This week is the Computer Science Education Week and in particular the “Hour of Code” event. This year, Hour of Code is extending the scope of its activities to intermediate and advanced lessons. At CodinGame, we’re supporting the movement and we’re providing an opportunity to discover a field that everybody is familiar with, but actually uneducated about: bot programming. Introducing programmers to Artificial Intelligence through fun challenges of bot programming in just one hour?
Let me guide you.
A matter of trust (5 mn)
I have the feeling you’re not convinced. And I understand, I’ve been there. I remember that feeling I had the first time I entered a bot programming game. “I can’t do it”. “This is too complicated”. “I have no chance against regular players”. With this state of mind, you won’t go far. Trust yourself and your capacity to learn. Everyone has been a beginner at some point. One thing at a time. Ready?
Warm-Up (5 mn)
In Computer Science, a bot is a program that reacts to its environment and is able to conduct autonomous actions. In concrete terms, writing a bot on CodinGame is writing a program that is able to take inputs into account and calculate an output. Doesn’t seem impossible after all.
Take a deep breath and relax, you’re going to have to win a pod race!
Getting started (15 mn)
Here’s the link to start coding: Coders Strike Back. The game is played on a 2D map with several checkpoints. A pod-racer should pass through all checkpoints in a definite order several times (3 laps). The program should control the direction and speed of the pod-racer depending on the inputs.

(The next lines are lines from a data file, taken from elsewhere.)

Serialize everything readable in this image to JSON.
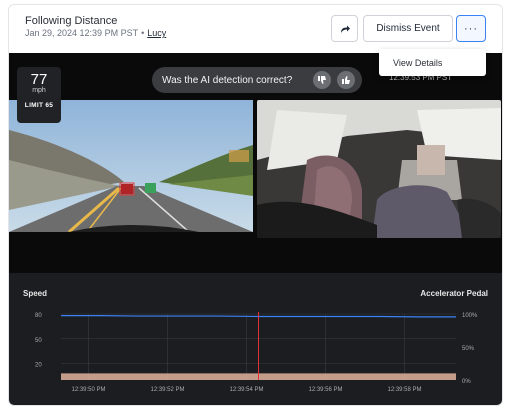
{
  "header": {
    "title": "Following Distance",
    "date": "Jan 29, 2024 12:39 PM PST",
    "separator": "•",
    "driver": "Lucy",
    "dismiss_label": "Dismiss Event",
    "more_label": "···"
  },
  "menu": {
    "items": [
      "View Details"
    ]
  },
  "video": {
    "speed": "77",
    "speed_unit": "mph",
    "speed_limit": "LIMIT 65",
    "ai_prompt": "Was the AI detection correct?",
    "timestamp": "12:39:53 PM PST"
  },
  "chart_data": {
    "type": "line",
    "title": "",
    "left_label": "Speed",
    "right_label": "Accelerator Pedal",
    "y_left_ticks": [
      "80",
      "50",
      "20"
    ],
    "y_right_ticks": [
      "100%",
      "50%",
      "0%"
    ],
    "x_ticks": [
      "12:39:50 PM",
      "12:39:52 PM",
      "12:39:54 PM",
      "12:39:56 PM",
      "12:39:58 PM"
    ],
    "ylim": [
      0,
      80
    ],
    "series": [
      {
        "name": "Speed",
        "color": "#3b82f6",
        "x": [
          0,
          1,
          2,
          3,
          4,
          5,
          6,
          7,
          8,
          9,
          10
        ],
        "values": [
          78,
          78,
          77.5,
          77.5,
          77.5,
          77,
          77,
          77,
          77,
          76.5,
          76.5
        ]
      },
      {
        "name": "Accelerator Pedal",
        "color": "#e0b49b",
        "x": [
          0,
          1,
          2,
          3,
          4,
          5,
          6,
          7,
          8,
          9,
          10
        ],
        "values": [
          8,
          8,
          8,
          8,
          8,
          8,
          8,
          8,
          8,
          8,
          8
        ]
      }
    ],
    "marker_x": 5,
    "marker_color": "#e1323c"
  }
}
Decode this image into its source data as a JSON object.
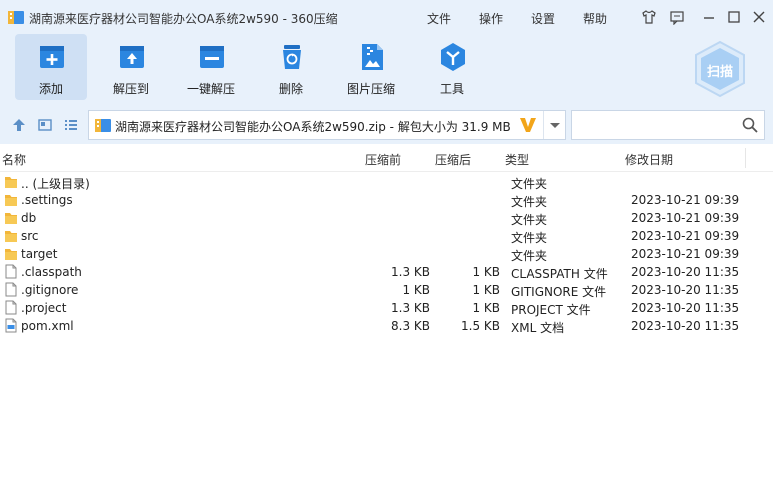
{
  "window": {
    "title": "湖南源来医疗器材公司智能办公OA系统2w590 - 360压缩",
    "menu": [
      "文件",
      "操作",
      "设置",
      "帮助"
    ]
  },
  "toolbar": {
    "buttons": [
      {
        "label": "添加",
        "icon": "add-icon"
      },
      {
        "label": "解压到",
        "icon": "extract-to-icon"
      },
      {
        "label": "一键解压",
        "icon": "one-click-extract-icon"
      },
      {
        "label": "删除",
        "icon": "recycle-bin-icon"
      },
      {
        "label": "图片压缩",
        "icon": "image-compress-icon"
      },
      {
        "label": "工具",
        "icon": "tools-icon"
      }
    ],
    "scan_label": "扫描"
  },
  "address": {
    "path": "湖南源来医疗器材公司智能办公OA系统2w590.zip - 解包大小为 31.9 MB",
    "search_value": ""
  },
  "columns": {
    "name": "名称",
    "size": "压缩前",
    "packed": "压缩后",
    "type": "类型",
    "modified": "修改日期"
  },
  "files": [
    {
      "name": ".. (上级目录)",
      "size": "",
      "packed": "",
      "type": "文件夹",
      "modified": "",
      "icon": "folder-icon"
    },
    {
      "name": ".settings",
      "size": "",
      "packed": "",
      "type": "文件夹",
      "modified": "2023-10-21 09:39",
      "icon": "folder-icon"
    },
    {
      "name": "db",
      "size": "",
      "packed": "",
      "type": "文件夹",
      "modified": "2023-10-21 09:39",
      "icon": "folder-icon"
    },
    {
      "name": "src",
      "size": "",
      "packed": "",
      "type": "文件夹",
      "modified": "2023-10-21 09:39",
      "icon": "folder-icon"
    },
    {
      "name": "target",
      "size": "",
      "packed": "",
      "type": "文件夹",
      "modified": "2023-10-21 09:39",
      "icon": "folder-icon"
    },
    {
      "name": ".classpath",
      "size": "1.3 KB",
      "packed": "1 KB",
      "type": "CLASSPATH 文件",
      "modified": "2023-10-20 11:35",
      "icon": "file-icon"
    },
    {
      "name": ".gitignore",
      "size": "1 KB",
      "packed": "1 KB",
      "type": "GITIGNORE 文件",
      "modified": "2023-10-20 11:35",
      "icon": "file-icon"
    },
    {
      "name": ".project",
      "size": "1.3 KB",
      "packed": "1 KB",
      "type": "PROJECT 文件",
      "modified": "2023-10-20 11:35",
      "icon": "file-icon"
    },
    {
      "name": "pom.xml",
      "size": "8.3 KB",
      "packed": "1.5 KB",
      "type": "XML 文档",
      "modified": "2023-10-20 11:35",
      "icon": "xml-file-icon"
    }
  ],
  "colors": {
    "chrome": "#e8f1fb",
    "accent": "#2b86e0",
    "folder": "#f2b63a"
  }
}
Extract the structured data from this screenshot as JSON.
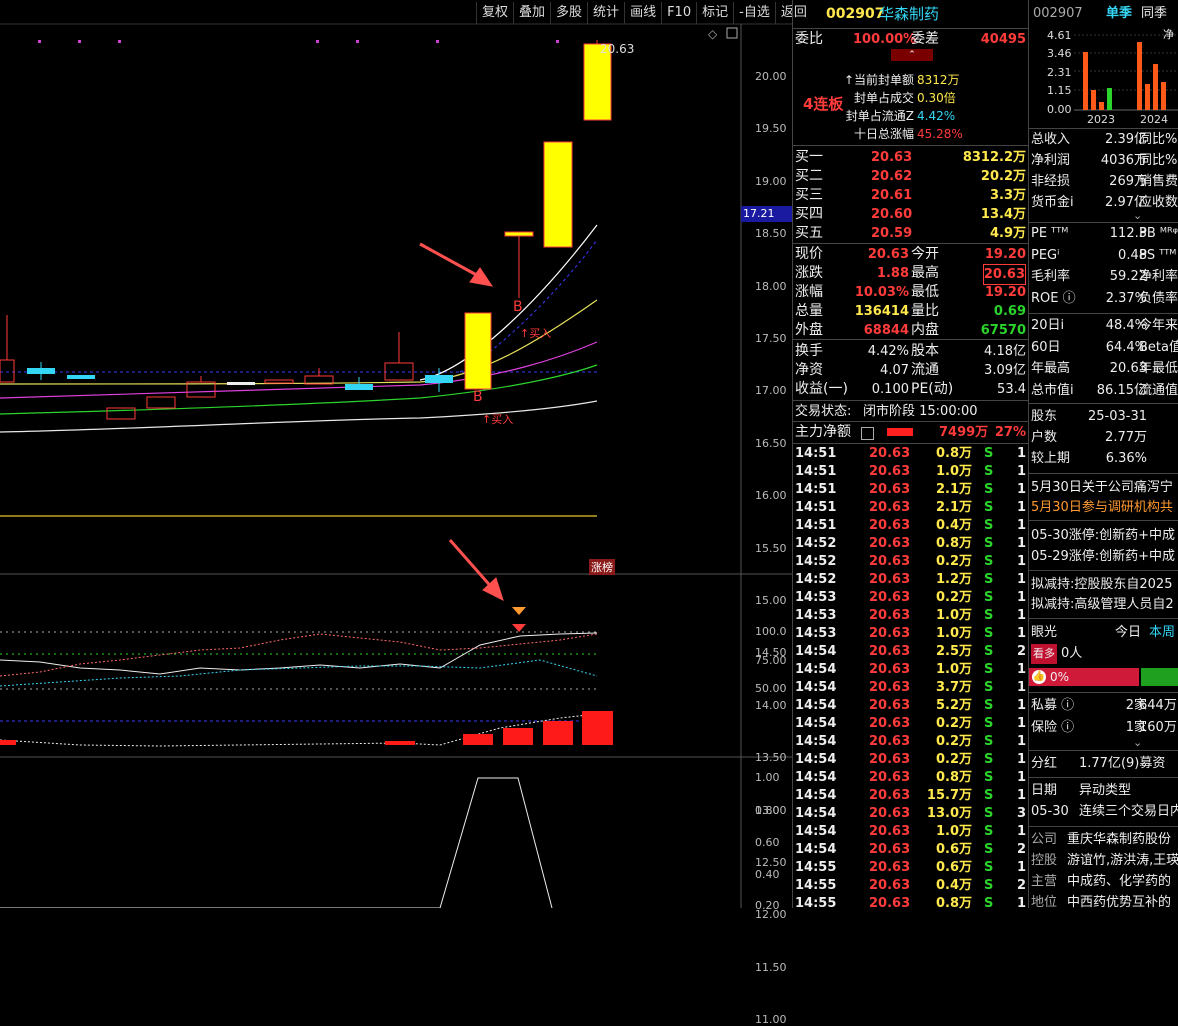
{
  "toolbar": [
    "复权",
    "叠加",
    "多股",
    "统计",
    "画线",
    "F10",
    "标记",
    "-自选",
    "返回"
  ],
  "price_axis": [
    "20.00",
    "19.50",
    "19.00",
    "18.50",
    "18.00",
    "17.50",
    "17.00",
    "16.50",
    "16.00",
    "15.50",
    "15.00",
    "14.50",
    "14.00",
    "13.50",
    "13.00",
    "12.50",
    "12.00",
    "11.50",
    "11.00"
  ],
  "price_tag": "17.21",
  "high_label": "20.63",
  "chart_marks": {
    "b1": "B",
    "b2": "B",
    "buy1": "↑买入",
    "buy2": "↑买入",
    "zhangbang": "涨榜"
  },
  "indicator_axis": [
    "100.0",
    "75.00",
    "50.00"
  ],
  "lower_axis": [
    "1.00",
    "0.80",
    "0.60",
    "0.40",
    "0.20"
  ],
  "quote": {
    "code": "002907",
    "name": "华森制药",
    "weibi_label": "委比",
    "weibi_value": "100.00%",
    "weicha_label": "委差",
    "weicha_value": "40495",
    "lianban": "4连板",
    "seal_rows": [
      {
        "label": "当前封单额",
        "value": "8312万",
        "prefix": "↑"
      },
      {
        "label": "封单占成交",
        "value": "0.30倍",
        "prefix": ""
      },
      {
        "label": "封单占流通Z",
        "value": "4.42%",
        "prefix": ""
      },
      {
        "label": "十日总涨幅",
        "value": "45.28%",
        "prefix": ""
      }
    ],
    "bids": [
      {
        "label": "买一",
        "price": "20.63",
        "vol": "8312.2万"
      },
      {
        "label": "买二",
        "price": "20.62",
        "vol": "20.2万"
      },
      {
        "label": "买三",
        "price": "20.61",
        "vol": "3.3万"
      },
      {
        "label": "买四",
        "price": "20.60",
        "vol": "13.4万"
      },
      {
        "label": "买五",
        "price": "20.59",
        "vol": "4.9万"
      }
    ],
    "stats": [
      {
        "l1": "现价",
        "v1": "20.63",
        "l2": "今开",
        "v2": "19.20"
      },
      {
        "l1": "涨跌",
        "v1": "1.88",
        "l2": "最高",
        "v2": "20.63"
      },
      {
        "l1": "涨幅",
        "v1": "10.03%",
        "l2": "最低",
        "v2": "19.20"
      },
      {
        "l1": "总量",
        "v1": "136414",
        "l2": "量比",
        "v2": "0.69"
      },
      {
        "l1": "外盘",
        "v1": "68844",
        "l2": "内盘",
        "v2": "67570"
      }
    ],
    "stats2": [
      {
        "l1": "换手",
        "v1": "4.42%",
        "l2": "股本",
        "v2": "4.18亿"
      },
      {
        "l1": "净资",
        "v1": "4.07",
        "l2": "流通",
        "v2": "3.09亿"
      },
      {
        "l1": "收益(一)",
        "v1": "0.100",
        "l2": "PE(动)",
        "v2": "53.4"
      }
    ],
    "trade_status_label": "交易状态:",
    "trade_status_value": "闭市阶段 15:00:00",
    "main_net_label": "主力净额",
    "main_net_value": "7499万",
    "main_net_pct": "27%",
    "ticks": [
      {
        "t": "14:51",
        "p": "20.63",
        "v": "0.8万",
        "s": "S",
        "n": "1"
      },
      {
        "t": "14:51",
        "p": "20.63",
        "v": "1.0万",
        "s": "S",
        "n": "1"
      },
      {
        "t": "14:51",
        "p": "20.63",
        "v": "2.1万",
        "s": "S",
        "n": "1"
      },
      {
        "t": "14:51",
        "p": "20.63",
        "v": "2.1万",
        "s": "S",
        "n": "1"
      },
      {
        "t": "14:51",
        "p": "20.63",
        "v": "0.4万",
        "s": "S",
        "n": "1"
      },
      {
        "t": "14:52",
        "p": "20.63",
        "v": "0.8万",
        "s": "S",
        "n": "1"
      },
      {
        "t": "14:52",
        "p": "20.63",
        "v": "0.2万",
        "s": "S",
        "n": "1"
      },
      {
        "t": "14:52",
        "p": "20.63",
        "v": "1.2万",
        "s": "S",
        "n": "1"
      },
      {
        "t": "14:53",
        "p": "20.63",
        "v": "0.2万",
        "s": "S",
        "n": "1"
      },
      {
        "t": "14:53",
        "p": "20.63",
        "v": "1.0万",
        "s": "S",
        "n": "1"
      },
      {
        "t": "14:53",
        "p": "20.63",
        "v": "1.0万",
        "s": "S",
        "n": "1"
      },
      {
        "t": "14:54",
        "p": "20.63",
        "v": "2.5万",
        "s": "S",
        "n": "2"
      },
      {
        "t": "14:54",
        "p": "20.63",
        "v": "1.0万",
        "s": "S",
        "n": "1"
      },
      {
        "t": "14:54",
        "p": "20.63",
        "v": "3.7万",
        "s": "S",
        "n": "1"
      },
      {
        "t": "14:54",
        "p": "20.63",
        "v": "5.2万",
        "s": "S",
        "n": "1"
      },
      {
        "t": "14:54",
        "p": "20.63",
        "v": "0.2万",
        "s": "S",
        "n": "1"
      },
      {
        "t": "14:54",
        "p": "20.63",
        "v": "0.2万",
        "s": "S",
        "n": "1"
      },
      {
        "t": "14:54",
        "p": "20.63",
        "v": "0.2万",
        "s": "S",
        "n": "1"
      },
      {
        "t": "14:54",
        "p": "20.63",
        "v": "0.8万",
        "s": "S",
        "n": "1"
      },
      {
        "t": "14:54",
        "p": "20.63",
        "v": "15.7万",
        "s": "S",
        "n": "1"
      },
      {
        "t": "14:54",
        "p": "20.63",
        "v": "13.0万",
        "s": "S",
        "n": "3"
      },
      {
        "t": "14:54",
        "p": "20.63",
        "v": "1.0万",
        "s": "S",
        "n": "1"
      },
      {
        "t": "14:54",
        "p": "20.63",
        "v": "0.6万",
        "s": "S",
        "n": "2"
      },
      {
        "t": "14:55",
        "p": "20.63",
        "v": "0.6万",
        "s": "S",
        "n": "1"
      },
      {
        "t": "14:55",
        "p": "20.63",
        "v": "0.4万",
        "s": "S",
        "n": "2"
      },
      {
        "t": "14:55",
        "p": "20.63",
        "v": "0.8万",
        "s": "S",
        "n": "1"
      }
    ]
  },
  "info": {
    "code": "002907",
    "tab1": "单季",
    "tab2": "同季",
    "tab3": "净",
    "mini_axis": [
      "4.61",
      "3.46",
      "2.31",
      "1.15",
      "0.00"
    ],
    "mini_years": [
      "2023",
      "2024"
    ],
    "rows1": [
      {
        "l": "总收入",
        "v": "2.39亿",
        "r": "同比%"
      },
      {
        "l": "净利润",
        "v": "4036万",
        "r": "同比%"
      },
      {
        "l": "非经损",
        "v": "269万",
        "r": "销售费"
      },
      {
        "l": "货币金i",
        "v": "2.97亿",
        "r": "应收数"
      }
    ],
    "rows2": [
      {
        "l": "PE ᵀᵀᴹ",
        "v": "112.3",
        "r": "PB ᴹᴿᵠ"
      },
      {
        "l": "PEGⁱ",
        "v": "0.48",
        "r": "PS ᵀᵀᴹ"
      },
      {
        "l": "毛利率",
        "v": "59.22",
        "r": "净利率"
      },
      {
        "l": "ROE ⓘ",
        "v": "2.37%",
        "r": "负债率"
      }
    ],
    "rows3": [
      {
        "l": "20日i",
        "v": "48.4%",
        "r": "今年来"
      },
      {
        "l": "60日",
        "v": "64.4%",
        "r": "Beta值"
      },
      {
        "l": "年最高",
        "v": "20.63",
        "r": "年最低"
      },
      {
        "l": "总市值i",
        "v": "86.15亿",
        "r": "流通值"
      }
    ],
    "rows4": [
      {
        "l": "股东",
        "v": "25-03-31"
      },
      {
        "l": "户数",
        "v": "2.77万"
      },
      {
        "l": "较上期",
        "v": "6.36%"
      }
    ],
    "news1": "5月30日关于公司痛泻宁",
    "news2": "5月30日参与调研机构共",
    "limit1": "05-30涨停:创新药+中成",
    "limit2": "05-29涨停:创新药+中成",
    "reduce1": "拟减持:控股股东自2025",
    "reduce2": "拟减持:高级管理人员自2",
    "eye_label": "眼光",
    "eye_today": "今日",
    "eye_week": "本周",
    "bull_label": "看多",
    "bull_count": "0人",
    "bull_pct": "0%",
    "fund_rows": [
      {
        "l": "私募 ⓘ",
        "v": "2家",
        "r": "644万"
      },
      {
        "l": "保险 ⓘ",
        "v": "1家",
        "r": "160万"
      }
    ],
    "dividend_label": "分红",
    "dividend_value": "1.77亿(9)募资",
    "date_label": "日期",
    "type_label": "异动类型",
    "event_date": "05-30",
    "event_type": "连续三个交易日内",
    "company_label": "公司",
    "company_value": "重庆华森制药股份",
    "holder_label": "控股",
    "holder_value": "游谊竹,游洪涛,王瑛",
    "main_label": "主营",
    "main_value": "中成药、化学药的",
    "position_label": "地位",
    "position_value": "中西药优势互补的"
  }
}
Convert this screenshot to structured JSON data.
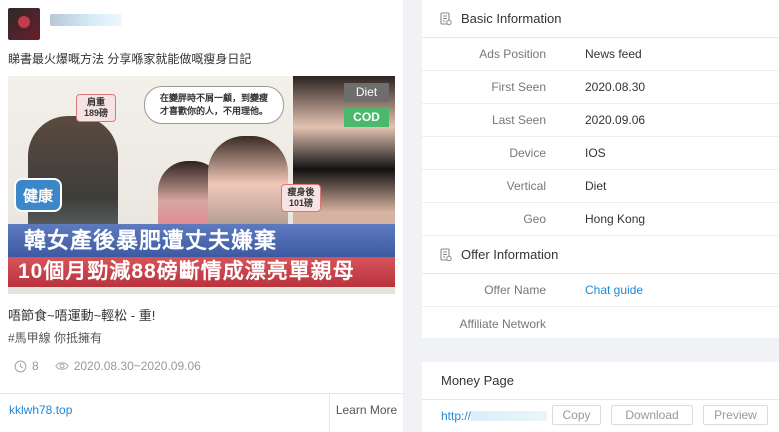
{
  "ad": {
    "text": "睇書最火爆嘅方法 分享喺家就能做嘅瘦身日記",
    "creative": {
      "ribbon_diet": "Diet",
      "ribbon_cod": "COD",
      "bubble": "在變胖時不屑一顧，到變瘦才喜歡你的人，不用理他。",
      "tag_left": "肩重189磅",
      "tag_right": "瘦身後101磅",
      "brand": "健康",
      "banner_line1": "韓女產後暴肥遭丈夫嫌棄",
      "banner_line2": "10個月勁減88磅斷情成漂亮單親母"
    },
    "description": "唔節食~唔運動~輕松 - 重!",
    "hashtags": "#馬甲線 你抵擁有",
    "stats": {
      "days": "8",
      "date_range": "2020.08.30~2020.09.06"
    },
    "footer": {
      "domain": "kklwh78.top",
      "cta": "Learn More"
    }
  },
  "basic": {
    "title": "Basic Information",
    "rows": [
      {
        "label": "Ads Position",
        "value": "News feed"
      },
      {
        "label": "First Seen",
        "value": "2020.08.30"
      },
      {
        "label": "Last Seen",
        "value": "2020.09.06"
      },
      {
        "label": "Device",
        "value": "IOS"
      },
      {
        "label": "Vertical",
        "value": "Diet"
      },
      {
        "label": "Geo",
        "value": "Hong Kong"
      }
    ]
  },
  "offer": {
    "title": "Offer Information",
    "rows": [
      {
        "label": "Offer Name",
        "value": "Chat guide"
      },
      {
        "label": "Affiliate Network",
        "value": ""
      }
    ]
  },
  "money": {
    "title": "Money Page",
    "url_prefix": "http://",
    "copy_label": "Copy",
    "download_label": "Download",
    "preview_label": "Preview"
  },
  "colors": {
    "link": "#1e88d8",
    "cod": "#4bb86b",
    "diet": "#6d6d6d"
  },
  "icons": [
    "document-icon",
    "clock-icon",
    "eye-icon"
  ]
}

First you have to choose your programming language. A basic program is provided, you don’t have to code it all by yourself. But it has a bug…
Don’t panic! Take your time to have a look at the code. You are given 2 pairs of coordinates through the standard input: the position of the pod, and the position of the next checkpoint to pass. The program is expecting you to output the coordinates of the target you want your pod to reach as well as a thrust value to propel the pod. Look closely at what is sent through the standard output, I bet you can find the bug and finish the race.
Creating a first AI (20 mn)
Until there, it was quite simple, you were racing alone. Your bot is now ready to face other AIs. Don’t worry though, there is a league system which ensures that you’ll encounter bots of the same level. You’ll first race against the boss and maybe reach the wood leagues. What happens in a league is that your bot will take part in multiple races against other AIs. Your bot win rate will impact its rank.
In Wood 2, you are given new inputs, including the angle between the orientation of your pod and the direction of the next checkpoint. It doesn’t mean you have to do complex calculations though. You can first try to change the thrust value depending on this angle. Indeed your pod cannot turn too quickly so if it has to do a U-turn, it better slow down first.
Getting further (10 mn)
So far, it has not been too complicated. Your bot is already able to choose its direction and modify its speed according to input parameters. You have coded a bot. A simple one but still a bot.
Let’s discuss quickly what could be the next steps for this game.
- Boost option: in the next league, your pod gets a new power. It can use once per game the “boost” option which will greatly increase its speed for one turn. How to implement it? An idea could be to check if there is a long distance to the next checkpoint and if the pod orientation is aligned with the checkpoint.
- Checkpoint prediction: there are three laps in a game. So after the first lap, your bot can know where are all the checkpoints. Hence it could adapt its speed and direction when arriving at a checkpoint to be ready to race to the next one.
Possibilities are endless and this is what makes bot programming so entertaining. Each strategy you want to implement will make you learn new things. Start small, everything is possible!
There is more (5 mn)
We are super happy to announce that you won’t be alone to discover bot programming. Master Hellish, a youtube creator, will be streaming Coders Strike Back on Wednesday 7th of December at 5pm UTC on Twitch. Here’s the Facebook event.
Other programmers have already spent a lot of time on these bot programming games. There is a lot to learn from these regular competitors, so I advise you to check these helpful resources:
- Explanation of the strategy of the winner of the Coders Strike Back competition
- How to build a good AI on Coders Strike Back by Magus
- Manwe’s github project for programming competitions which includes a list of great tips.